For example, in one company I was at, a phishing email was sent out to many of the employees. The email was from "Emily", the subject was "New Pics" and the body was simply "Check out my latest pics" with a link. I was amazed at how many people clicked on that link and consequently installed a virus. A similar attack came a few months later, but spread over chat instead. I felt that we needed to train our employees better.

I should note here that there is a good argument for security software that is idiot proof, that prevents employees from hurting their networks or losing information. I entirely believe in using such software, but hackers are very s…

Helping our Children to Succeed in this New Digital World

I was asked by to write an article for them about my time teaching kids how to code. If you'd like to read it, you can see it here.
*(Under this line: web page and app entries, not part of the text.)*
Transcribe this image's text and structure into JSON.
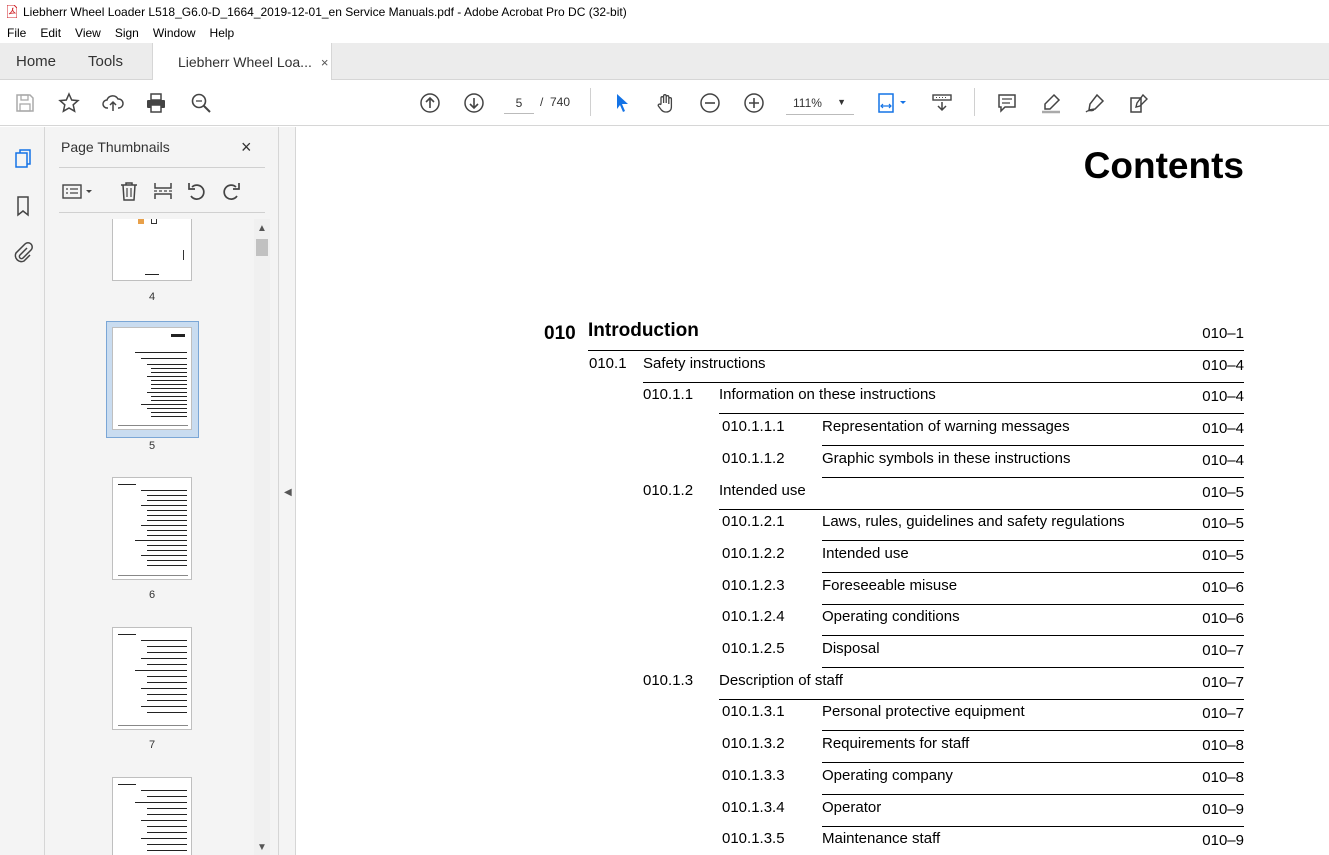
{
  "window": {
    "title": "Liebherr Wheel Loader L518_G6.0-D_1664_2019-12-01_en Service Manuals.pdf - Adobe Acrobat Pro DC (32-bit)"
  },
  "menu": [
    "File",
    "Edit",
    "View",
    "Sign",
    "Window",
    "Help"
  ],
  "tabs": {
    "home": "Home",
    "tools": "Tools",
    "document": "Liebherr Wheel Loa...",
    "close": "×"
  },
  "toolbar": {
    "page_current": "5",
    "page_sep": "/",
    "page_total": "740",
    "zoom": "111%",
    "icons": [
      "save-icon",
      "bookmark-star-icon",
      "upload-icon",
      "print-icon",
      "search-zoom-icon",
      "prev-page-icon",
      "next-page-icon",
      "select-cursor-icon",
      "hand-icon",
      "zoom-out-icon",
      "zoom-in-icon",
      "fit-page-icon",
      "scroll-mode-icon",
      "comment-icon",
      "highlight-icon",
      "sign-icon",
      "fill-sign-icon"
    ]
  },
  "panel": {
    "title": "Page Thumbnails",
    "close": "×",
    "thumbnails": [
      {
        "label": "4",
        "selected": false
      },
      {
        "label": "5",
        "selected": true
      },
      {
        "label": "6",
        "selected": false
      },
      {
        "label": "7",
        "selected": false
      },
      {
        "label": "",
        "selected": false
      }
    ]
  },
  "document": {
    "heading": "Contents",
    "toc": [
      {
        "level": 0,
        "num": "010",
        "text": "Introduction",
        "page": "010–1"
      },
      {
        "level": 1,
        "num": "010.1",
        "text": "Safety instructions",
        "page": "010–4"
      },
      {
        "level": 2,
        "num": "010.1.1",
        "text": "Information on these instructions",
        "page": "010–4"
      },
      {
        "level": 3,
        "num": "010.1.1.1",
        "text": "Representation of warning messages",
        "page": "010–4"
      },
      {
        "level": 3,
        "num": "010.1.1.2",
        "text": "Graphic symbols in these instructions",
        "page": "010–4"
      },
      {
        "level": 2,
        "num": "010.1.2",
        "text": "Intended use",
        "page": "010–5"
      },
      {
        "level": 3,
        "num": "010.1.2.1",
        "text": "Laws, rules, guidelines and safety regulations",
        "page": "010–5"
      },
      {
        "level": 3,
        "num": "010.1.2.2",
        "text": "Intended use",
        "page": "010–5"
      },
      {
        "level": 3,
        "num": "010.1.2.3",
        "text": "Foreseeable misuse",
        "page": "010–6"
      },
      {
        "level": 3,
        "num": "010.1.2.4",
        "text": "Operating conditions",
        "page": "010–6"
      },
      {
        "level": 3,
        "num": "010.1.2.5",
        "text": "Disposal",
        "page": "010–7"
      },
      {
        "level": 2,
        "num": "010.1.3",
        "text": "Description of staff",
        "page": "010–7"
      },
      {
        "level": 3,
        "num": "010.1.3.1",
        "text": "Personal protective equipment",
        "page": "010–7"
      },
      {
        "level": 3,
        "num": "010.1.3.2",
        "text": "Requirements for staff",
        "page": "010–8"
      },
      {
        "level": 3,
        "num": "010.1.3.3",
        "text": "Operating company",
        "page": "010–8"
      },
      {
        "level": 3,
        "num": "010.1.3.4",
        "text": "Operator",
        "page": "010–9"
      },
      {
        "level": 3,
        "num": "010.1.3.5",
        "text": "Maintenance staff",
        "page": "010–9"
      }
    ]
  },
  "colors": {
    "accent_blue": "#1473e6",
    "selection": "#c9dcf0",
    "pdf_red": "#d1262b"
  }
}
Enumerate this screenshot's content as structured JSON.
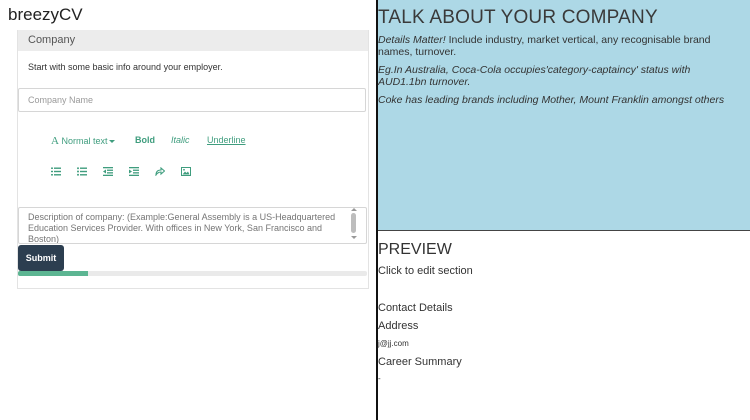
{
  "brand": "breezyCV",
  "form": {
    "panel_title": "Company",
    "intro": "Start with some basic info around your employer.",
    "company_placeholder": "Company Name",
    "toolbar": {
      "normal_icon": "A",
      "normal_label": "Normal text",
      "bold": "Bold",
      "italic": "Italic",
      "underline": "Underline",
      "icons": [
        "list-ordered-icon",
        "list-unordered-icon",
        "outdent-icon",
        "indent-icon",
        "link-icon",
        "image-icon"
      ]
    },
    "description_placeholder": "Description of company: (Example:General Assembly is a US-Headquartered Education Services Provider. With offices in New York, San Francisco and Boston)",
    "submit_label": "Submit",
    "progress": 0.2
  },
  "talk": {
    "title": "TALK ABOUT YOUR COMPANY",
    "p1_em": "Details Matter!",
    "p1_rest": " Include industry, market vertical, any recognisable brand names, turnover.",
    "p2": "Eg.In Australia, Coca-Cola occupies'category-captaincy' status with AUD1.1bn turnover.",
    "p3": "Coke has leading brands including Mother, Mount Franklin amongst others"
  },
  "preview": {
    "title": "PREVIEW",
    "hint": "Click to edit section",
    "contact": "Contact Details",
    "address": "Address",
    "email": "j@jj.com",
    "career": "Career Summary",
    "placeholder": "-"
  },
  "colors": {
    "accent": "#3f9d7e",
    "submit_bg": "#2c3e50",
    "progress_fill": "#5cb592",
    "talk_bg": "#add8e6"
  }
}
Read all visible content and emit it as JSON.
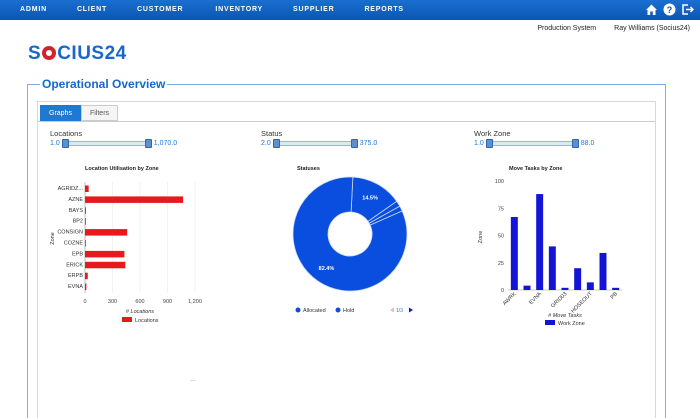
{
  "nav": {
    "items": [
      "ADMIN",
      "CLIENT",
      "CUSTOMER",
      "INVENTORY",
      "SUPPLIER",
      "REPORTS"
    ]
  },
  "user_bar": {
    "system": "Production System",
    "user": "Ray Williams (Socius24)"
  },
  "logo": {
    "before": "S",
    "after": "CIUS24"
  },
  "page": {
    "title": "Operational Overview"
  },
  "tabs": [
    {
      "label": "Graphs",
      "active": true
    },
    {
      "label": "Filters",
      "active": false
    }
  ],
  "sliders": {
    "locations": {
      "label": "Locations",
      "min": "1.0",
      "max": "1,070.0"
    },
    "status": {
      "label": "Status",
      "min": "2.0",
      "max": "375.0"
    },
    "work_zone": {
      "label": "Work Zone",
      "min": "1.0",
      "max": "88.0"
    }
  },
  "colors": {
    "accent": "#1f78d1",
    "red": "#e41a1c",
    "blue": "#1414d6",
    "pie": "#0a4ee0"
  },
  "chart_data": [
    {
      "type": "bar",
      "orientation": "horizontal",
      "title": "Location Utilisation by Zone",
      "xlabel": "# Locations",
      "ylabel": "Zone",
      "categories": [
        "AGRIDZ...",
        "AZNE",
        "BAYS",
        "BP2",
        "CONSIGN",
        "COZNE",
        "EPB",
        "ERICK",
        "ERPB",
        "EVNA"
      ],
      "values": [
        40,
        1070,
        10,
        3,
        460,
        3,
        430,
        440,
        30,
        15
      ],
      "xticks": [
        "0",
        "300",
        "600",
        "900",
        "1,200"
      ],
      "xlim": [
        0,
        1200
      ],
      "legend": [
        "Locations"
      ],
      "color": "#e41a1c"
    },
    {
      "type": "pie",
      "title": "Statuses",
      "slices": [
        {
          "label": "Allocated",
          "value": 82.4
        },
        {
          "label": "Hold",
          "value": 14.5
        },
        {
          "label": "",
          "value": 1.6
        },
        {
          "label": "",
          "value": 1.5
        }
      ],
      "data_labels": [
        "82.4%",
        "14.5%"
      ],
      "legend": [
        "Allocated",
        "Hold"
      ],
      "legend_page": "1/3",
      "color": "#0a4ee0"
    },
    {
      "type": "bar",
      "title": "Move Tasks by Zone",
      "xlabel": "# Move Tasks",
      "ylabel": "Zone",
      "categories": [
        "AWRK",
        "",
        "EVNA",
        "",
        "GRID03",
        "",
        "HOSEOUT",
        "",
        "PB",
        ""
      ],
      "values": [
        67,
        4,
        88,
        40,
        2,
        20,
        7,
        34,
        2
      ],
      "yticks": [
        "0",
        "25",
        "50",
        "75",
        "100"
      ],
      "ylim": [
        0,
        100
      ],
      "legend": [
        "Work Zone"
      ],
      "color": "#1414d6"
    }
  ]
}
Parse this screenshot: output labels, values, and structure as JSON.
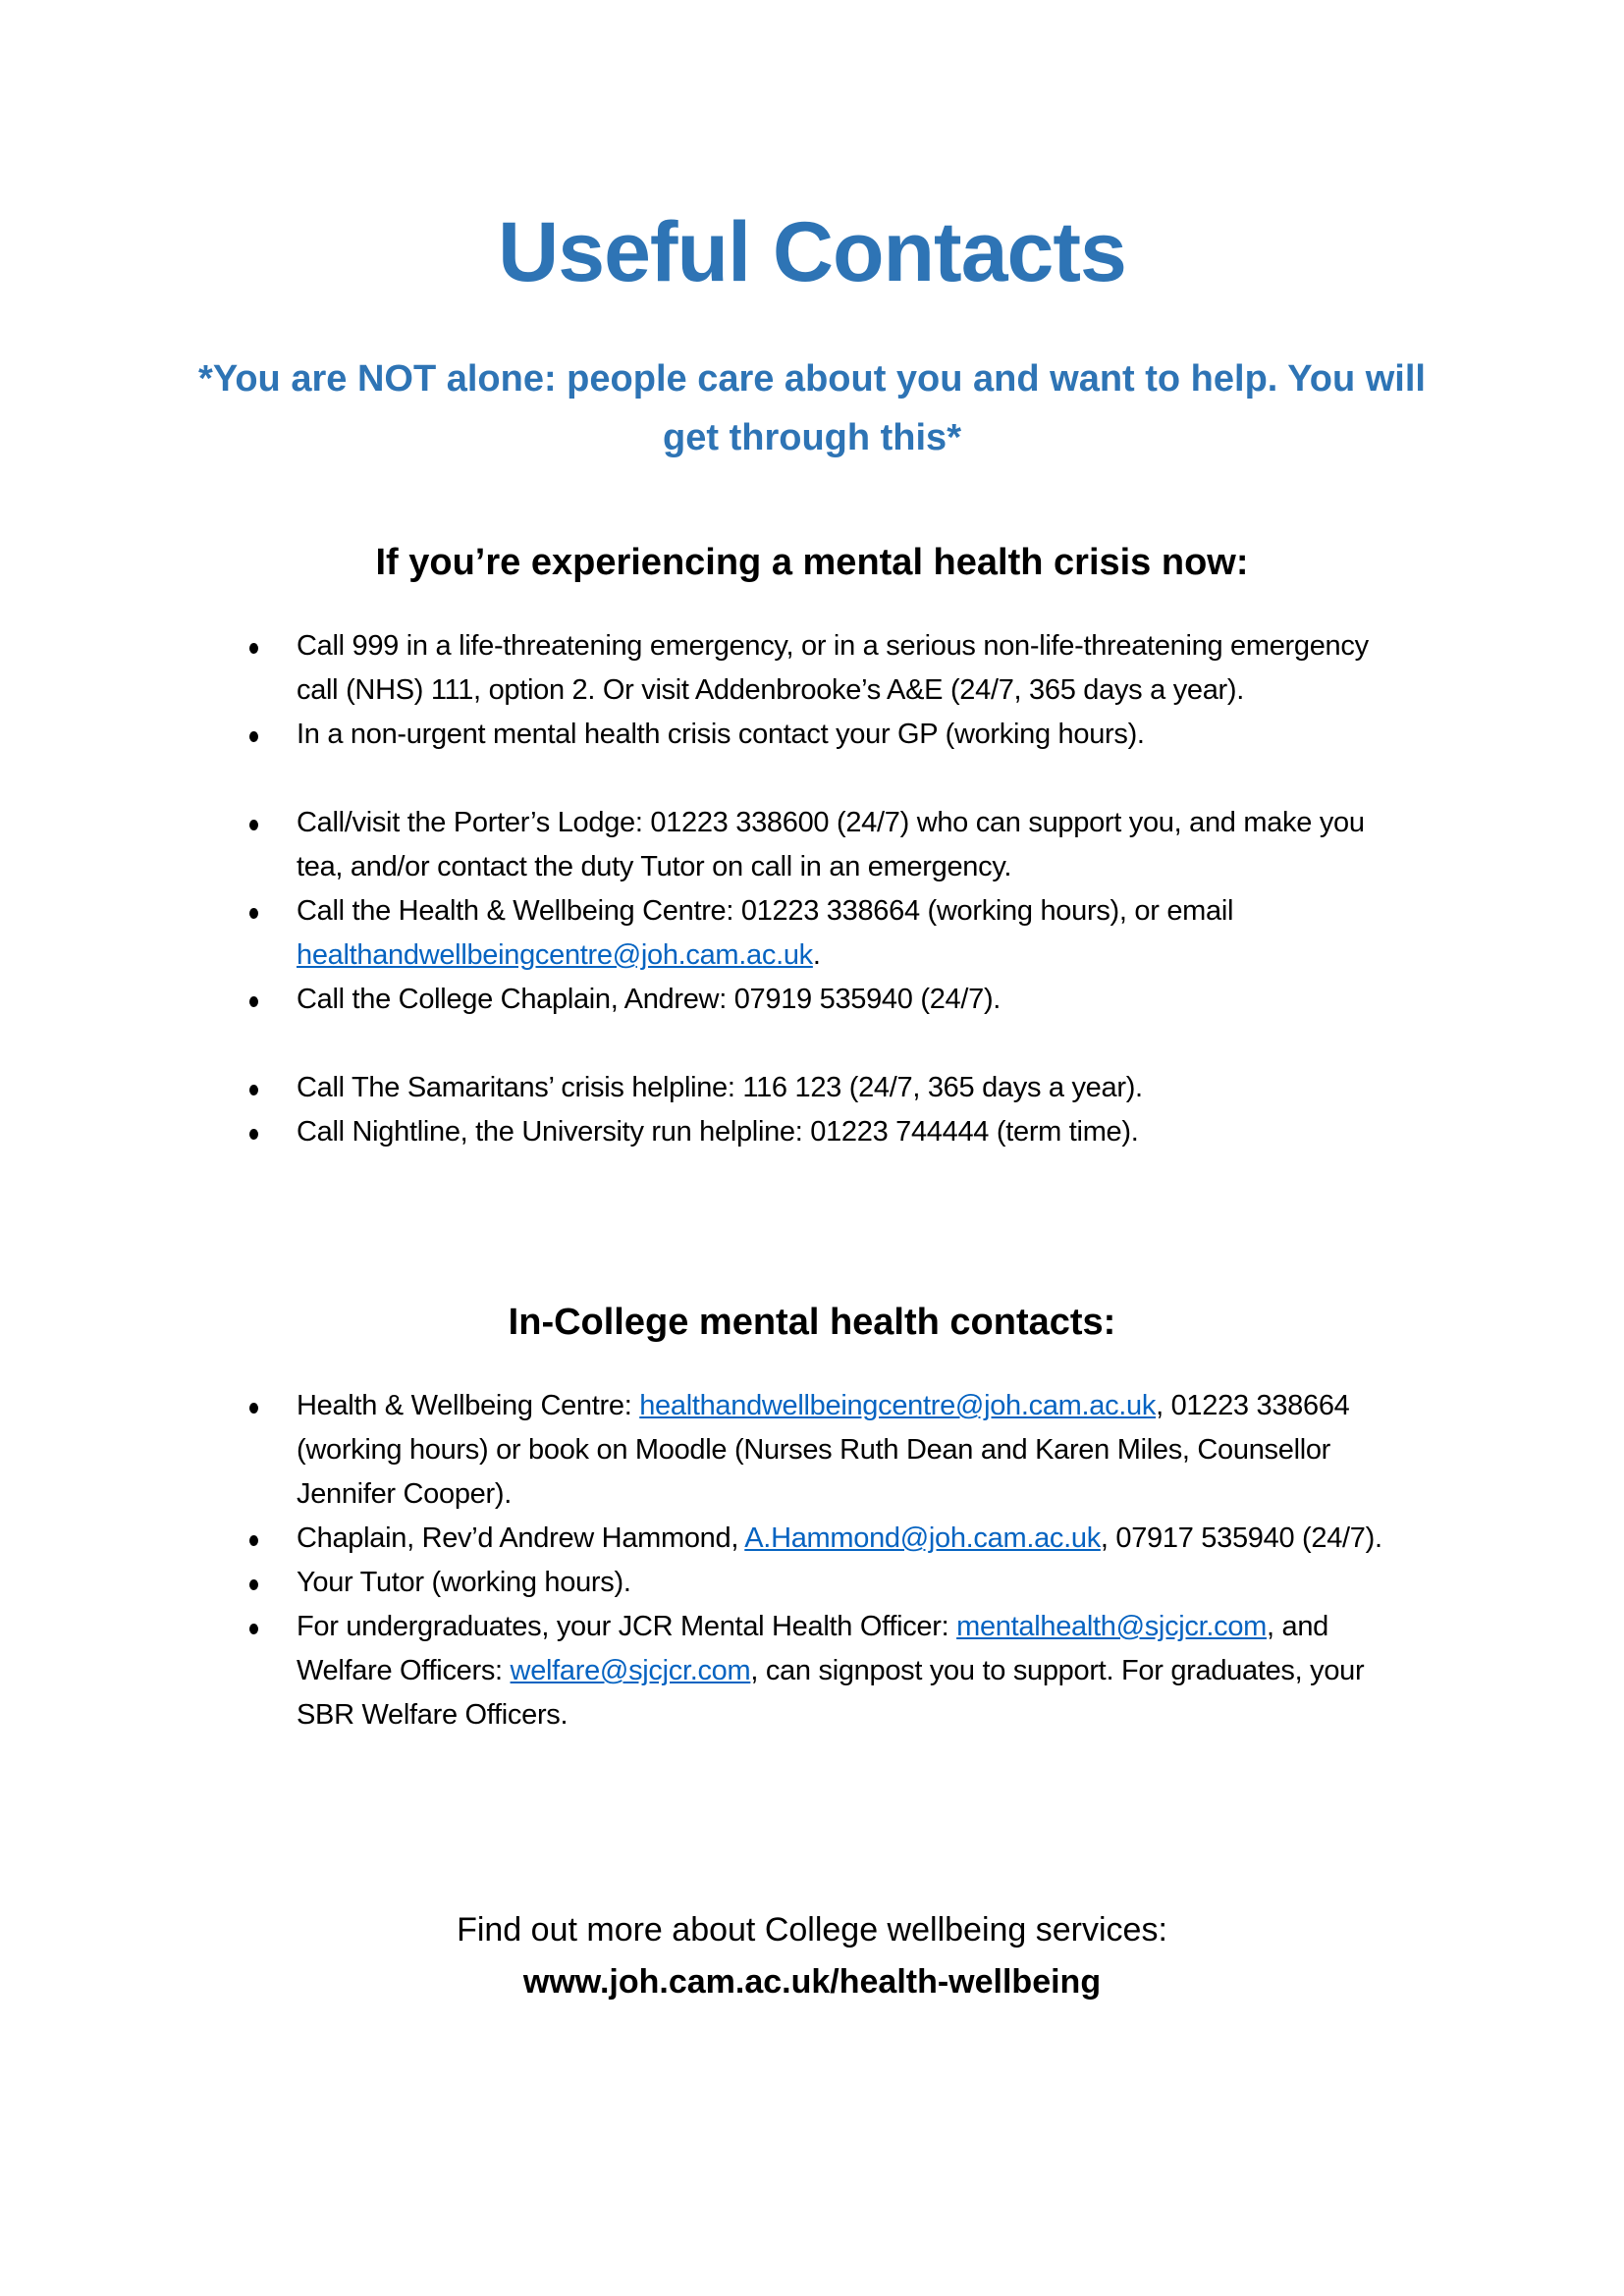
{
  "document": {
    "title": "Useful Contacts",
    "subtitle": "*You are NOT alone: people care about you and want to help. You will get through this*",
    "accent_color": "#2e74b5",
    "link_color": "#0563c1"
  },
  "crisis_section": {
    "heading": "If you’re experiencing a mental health crisis now:",
    "items": [
      {
        "gap": false,
        "segments": [
          {
            "text": "Call 999 in a life-threatening emergency, or in a serious non-life-threatening emergency call (NHS) 111, option 2. Or visit Addenbrooke’s A&E (24/7, 365 days a year)."
          }
        ]
      },
      {
        "gap": false,
        "segments": [
          {
            "text": "In a non-urgent mental health crisis contact your GP (working hours)."
          }
        ]
      },
      {
        "gap": true,
        "segments": [
          {
            "text": "Call/visit the Porter’s Lodge: 01223 338600 (24/7) who can support you, and make you tea, and/or contact the duty Tutor on call in an emergency."
          }
        ]
      },
      {
        "gap": false,
        "segments": [
          {
            "text": "Call the Health & Wellbeing Centre: 01223 338664 (working hours), or email "
          },
          {
            "text": "healthandwellbeingcentre@joh.cam.ac.uk",
            "link": true
          },
          {
            "text": "."
          }
        ]
      },
      {
        "gap": false,
        "segments": [
          {
            "text": "Call the College Chaplain, Andrew: 07919 535940 (24/7)."
          }
        ]
      },
      {
        "gap": true,
        "segments": [
          {
            "text": "Call The Samaritans’ crisis helpline: 116 123 (24/7, 365 days a year)."
          }
        ]
      },
      {
        "gap": false,
        "segments": [
          {
            "text": "Call Nightline, the University run helpline: 01223 744444 (term time)."
          }
        ]
      }
    ]
  },
  "college_section": {
    "heading": "In-College mental health contacts:",
    "items": [
      {
        "gap": false,
        "segments": [
          {
            "text": "Health & Wellbeing Centre: "
          },
          {
            "text": "healthandwellbeingcentre@joh.cam.ac.uk",
            "link": true
          },
          {
            "text": ", 01223 338664 (working hours) or book on Moodle (Nurses Ruth Dean and Karen Miles, Counsellor Jennifer Cooper)."
          }
        ]
      },
      {
        "gap": false,
        "segments": [
          {
            "text": "Chaplain, Rev’d Andrew Hammond, "
          },
          {
            "text": "A.Hammond@joh.cam.ac.uk",
            "link": true
          },
          {
            "text": ", 07917 535940 (24/7)."
          }
        ]
      },
      {
        "gap": false,
        "segments": [
          {
            "text": "Your Tutor (working hours)."
          }
        ]
      },
      {
        "gap": false,
        "segments": [
          {
            "text": "For undergraduates, your JCR Mental Health Officer: "
          },
          {
            "text": "mentalhealth@sjcjcr.com",
            "link": true
          },
          {
            "text": ", and Welfare Officers: "
          },
          {
            "text": "welfare@sjcjcr.com",
            "link": true
          },
          {
            "text": ", can signpost you to support. For graduates, your SBR Welfare Officers."
          }
        ]
      }
    ]
  },
  "footer": {
    "intro": "Find out more about College wellbeing services:",
    "url": "www.joh.cam.ac.uk/health-wellbeing"
  }
}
I was in 6th grade, and we were brought into the computer lab for our last lesson in coding. On the screen blinked a green cursor in one section of a screen, and there was a solid green triangle in the other. About two dozen children anxiously awaited for their next challenge. ...  Read the rest here.

Remote two-factor authentication, with ssh public keys, and google authenticator

Installing and using the Google Authenticator was pretty easy. I give credit to for their straight forward instructions on using it. However, I wanted to change some things about their setup. You'll find my instructions to be similar to theirs, but with some important differences. This was done on Ubuntu 14.04.

Install the google auth pam module:
sudo apt-get install libpam-google-authenticator Login as the user you will be using the authenticator with, and run the following command:
google-authenticator Set up Google Authenticator on your phone using either the QR code it generates, or manually type it in.

Now, this is where I diverge a little from the howtogeek version. Open up the /etc/pam.d/sshd file on your machine. Put this at the very top of the file:
auth sufficient accessfile=/etc/security/access-local.conf auth sufficient And then comment out the following line in the same file:
#@include common-auth  Now, open up y…

Which rpm did this file come from?

Need to know what rpm a certain file came from? Sometimes I want a certain program on one machine that I have on another, and my rpm searches come up blank. This happened with a program that I needed called lockfile, that I couldn't figure out how to install. It ended up being in the procmail-3.22-203.1 rpm.

The command I used was this:
rpm -qf /usr/bin/lockfile I found that tip here: